Where does the word "label" show up in the records? Copy every line that has it.

::: MATERIAL SHOWN

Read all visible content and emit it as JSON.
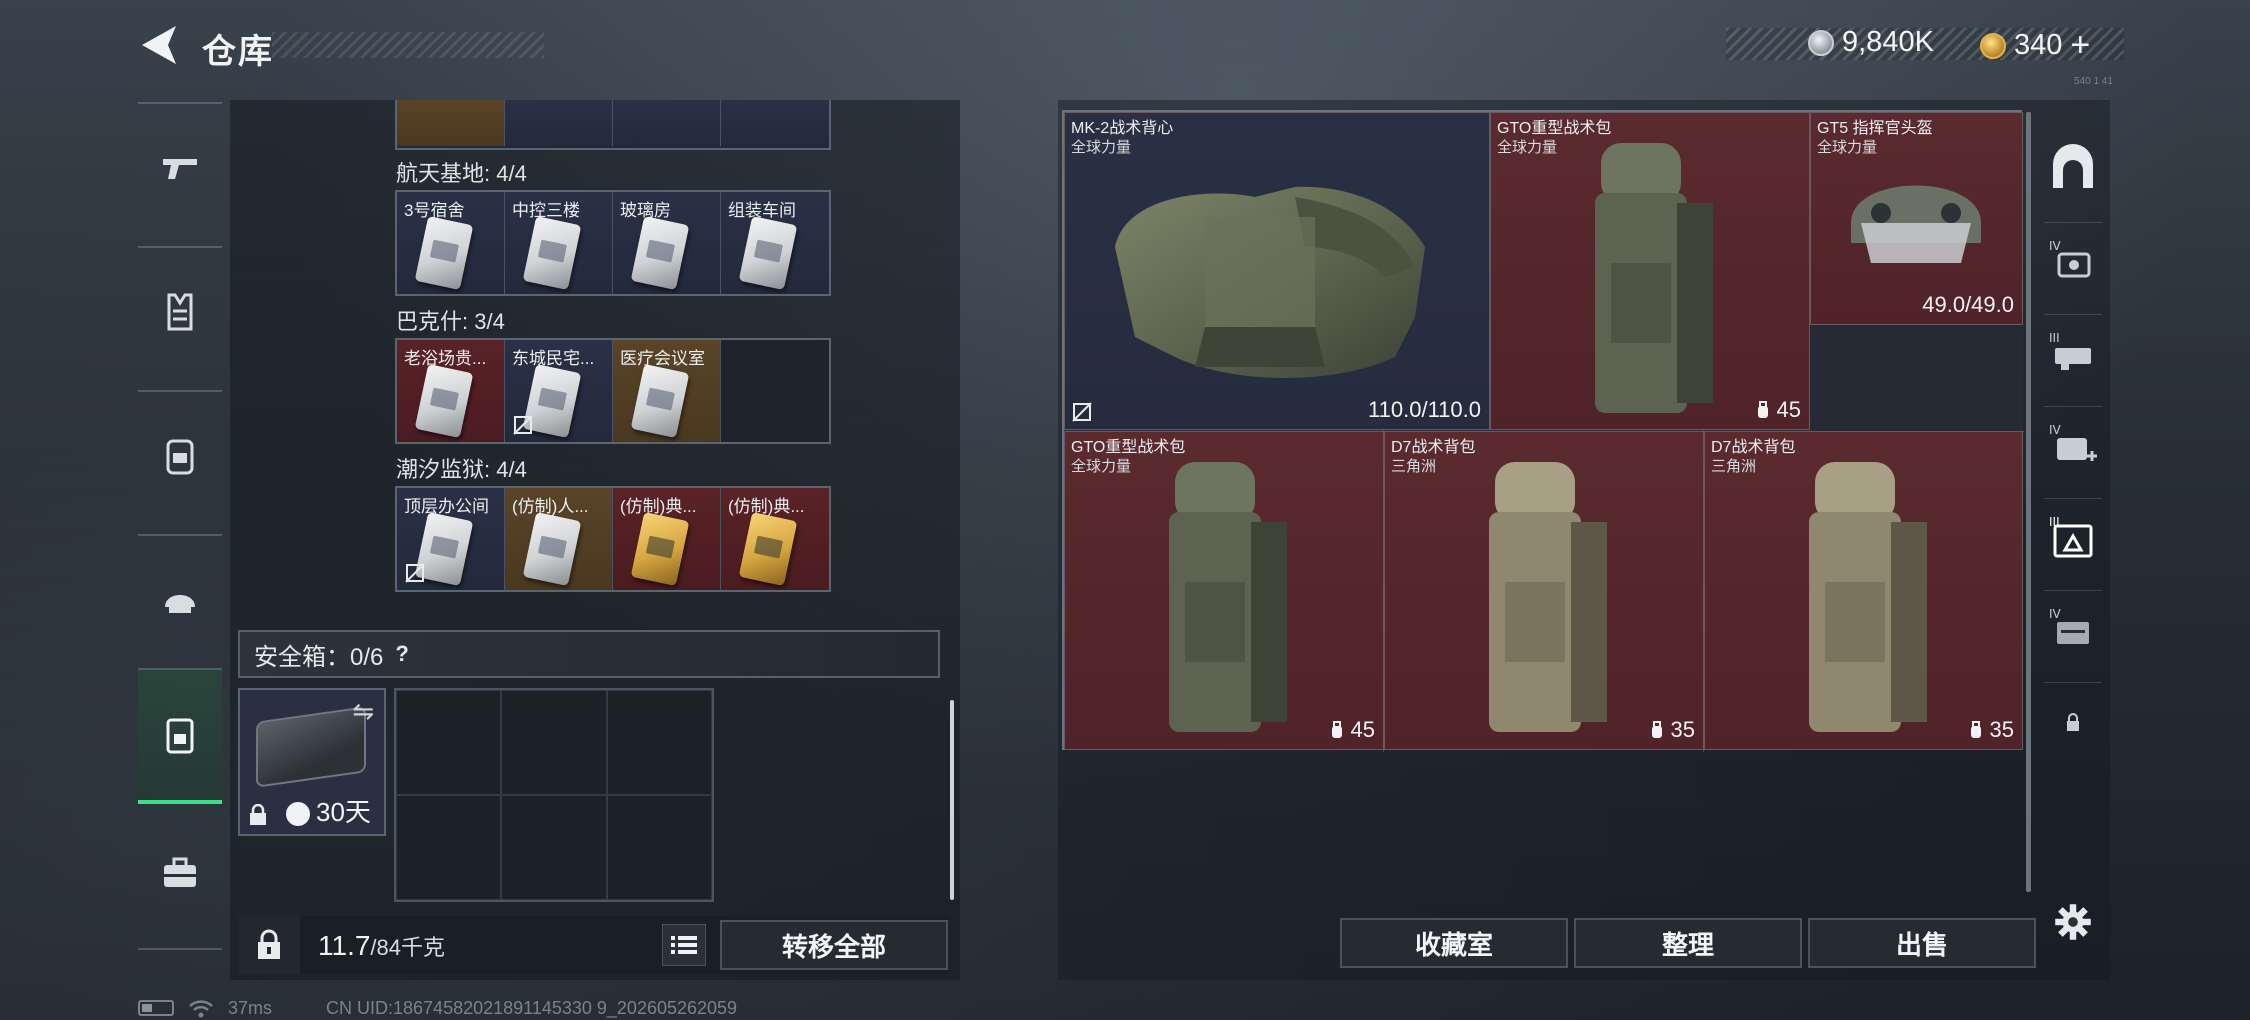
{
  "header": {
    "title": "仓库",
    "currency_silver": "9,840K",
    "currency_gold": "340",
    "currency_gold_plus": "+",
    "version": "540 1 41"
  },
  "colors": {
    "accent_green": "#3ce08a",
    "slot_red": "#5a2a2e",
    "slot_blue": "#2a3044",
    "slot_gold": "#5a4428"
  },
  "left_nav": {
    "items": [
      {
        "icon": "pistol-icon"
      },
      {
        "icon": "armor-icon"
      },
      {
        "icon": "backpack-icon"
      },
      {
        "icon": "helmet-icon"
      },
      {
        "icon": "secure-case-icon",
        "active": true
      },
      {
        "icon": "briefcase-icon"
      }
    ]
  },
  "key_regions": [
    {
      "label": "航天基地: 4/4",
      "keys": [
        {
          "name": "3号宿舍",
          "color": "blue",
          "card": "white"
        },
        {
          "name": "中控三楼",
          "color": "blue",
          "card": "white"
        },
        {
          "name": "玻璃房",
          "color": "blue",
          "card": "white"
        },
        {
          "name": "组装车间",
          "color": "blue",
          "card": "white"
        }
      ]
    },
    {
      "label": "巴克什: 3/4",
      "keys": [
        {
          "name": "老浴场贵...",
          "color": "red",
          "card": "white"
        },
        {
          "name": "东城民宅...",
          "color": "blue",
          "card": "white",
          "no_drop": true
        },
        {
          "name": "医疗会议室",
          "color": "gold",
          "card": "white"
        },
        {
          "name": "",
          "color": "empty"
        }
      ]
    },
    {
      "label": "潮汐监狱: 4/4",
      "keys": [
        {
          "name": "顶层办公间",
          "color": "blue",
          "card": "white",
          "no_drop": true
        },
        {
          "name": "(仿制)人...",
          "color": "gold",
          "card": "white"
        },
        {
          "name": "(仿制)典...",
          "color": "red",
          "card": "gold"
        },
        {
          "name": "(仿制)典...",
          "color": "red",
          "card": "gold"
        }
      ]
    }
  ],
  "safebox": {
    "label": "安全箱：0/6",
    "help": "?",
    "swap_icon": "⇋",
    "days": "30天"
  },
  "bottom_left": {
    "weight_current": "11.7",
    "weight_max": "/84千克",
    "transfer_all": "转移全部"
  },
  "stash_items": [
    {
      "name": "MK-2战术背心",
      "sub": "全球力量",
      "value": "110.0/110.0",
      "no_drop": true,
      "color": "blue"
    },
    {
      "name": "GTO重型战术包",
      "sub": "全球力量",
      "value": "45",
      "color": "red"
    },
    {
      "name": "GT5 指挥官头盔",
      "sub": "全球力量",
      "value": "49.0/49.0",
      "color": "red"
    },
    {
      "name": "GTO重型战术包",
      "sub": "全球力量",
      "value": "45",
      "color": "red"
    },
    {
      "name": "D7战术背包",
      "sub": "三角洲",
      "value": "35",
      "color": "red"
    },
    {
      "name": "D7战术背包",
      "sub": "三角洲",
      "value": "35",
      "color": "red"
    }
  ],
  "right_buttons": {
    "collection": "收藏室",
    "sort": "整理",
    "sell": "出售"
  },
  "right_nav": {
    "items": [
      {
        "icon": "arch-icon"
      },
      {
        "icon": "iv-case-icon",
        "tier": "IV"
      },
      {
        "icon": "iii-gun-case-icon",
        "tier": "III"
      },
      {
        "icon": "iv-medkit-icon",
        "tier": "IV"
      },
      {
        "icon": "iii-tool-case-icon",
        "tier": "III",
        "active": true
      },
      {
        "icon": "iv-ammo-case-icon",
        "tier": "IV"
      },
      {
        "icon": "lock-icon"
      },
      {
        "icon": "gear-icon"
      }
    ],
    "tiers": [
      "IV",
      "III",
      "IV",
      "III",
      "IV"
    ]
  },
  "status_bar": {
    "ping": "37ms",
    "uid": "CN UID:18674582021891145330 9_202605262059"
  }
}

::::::
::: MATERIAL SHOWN

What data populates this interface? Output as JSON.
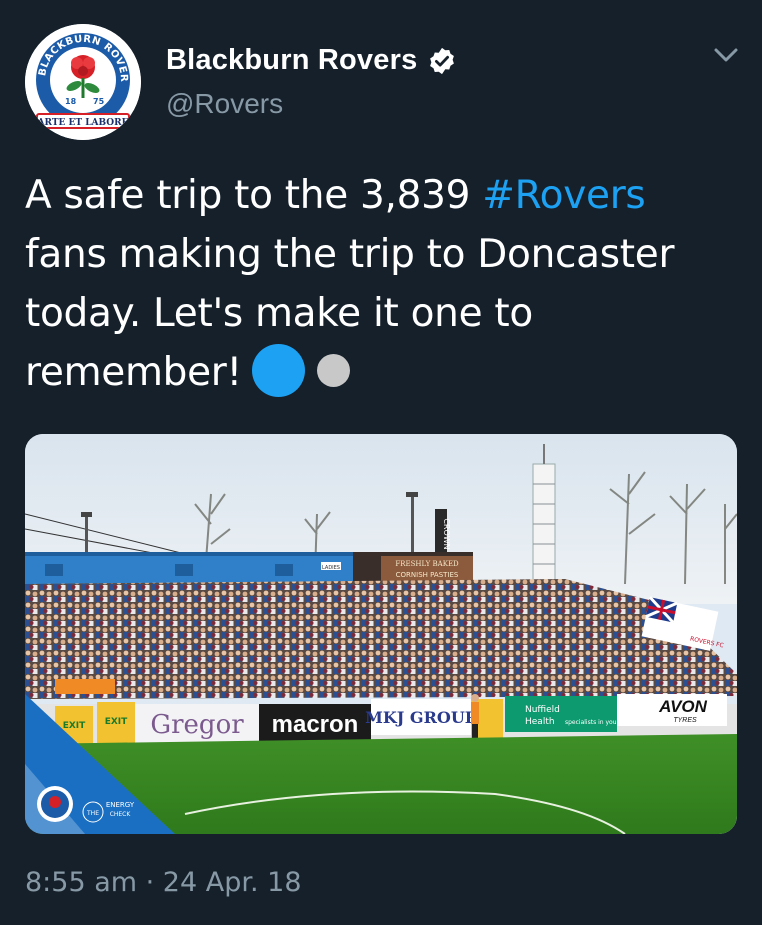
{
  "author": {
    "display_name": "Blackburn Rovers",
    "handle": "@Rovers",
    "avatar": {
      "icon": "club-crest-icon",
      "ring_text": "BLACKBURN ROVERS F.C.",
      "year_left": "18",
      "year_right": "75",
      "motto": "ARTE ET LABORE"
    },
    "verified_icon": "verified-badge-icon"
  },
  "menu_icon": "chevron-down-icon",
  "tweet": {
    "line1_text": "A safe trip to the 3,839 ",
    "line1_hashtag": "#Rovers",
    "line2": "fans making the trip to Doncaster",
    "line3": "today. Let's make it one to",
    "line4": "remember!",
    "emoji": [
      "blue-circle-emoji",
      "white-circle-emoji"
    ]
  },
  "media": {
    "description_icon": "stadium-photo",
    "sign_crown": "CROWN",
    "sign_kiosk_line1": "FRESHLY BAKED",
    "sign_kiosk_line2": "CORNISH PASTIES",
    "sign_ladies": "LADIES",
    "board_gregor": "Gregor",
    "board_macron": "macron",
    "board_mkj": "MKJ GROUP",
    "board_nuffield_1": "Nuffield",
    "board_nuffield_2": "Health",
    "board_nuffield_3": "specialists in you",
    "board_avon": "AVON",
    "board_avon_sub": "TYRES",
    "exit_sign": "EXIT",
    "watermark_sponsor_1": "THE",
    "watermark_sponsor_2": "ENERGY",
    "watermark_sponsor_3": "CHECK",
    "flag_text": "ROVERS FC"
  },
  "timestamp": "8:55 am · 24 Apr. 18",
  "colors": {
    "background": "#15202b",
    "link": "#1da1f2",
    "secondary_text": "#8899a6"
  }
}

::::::

RESULT OF THE EXERCISE:
      "label": "航天基地: 4/4",
      "label": "巴克什: 3/4",
      "label": "潮汐监狱: 4/4",
    "label": "安全箱：0/6",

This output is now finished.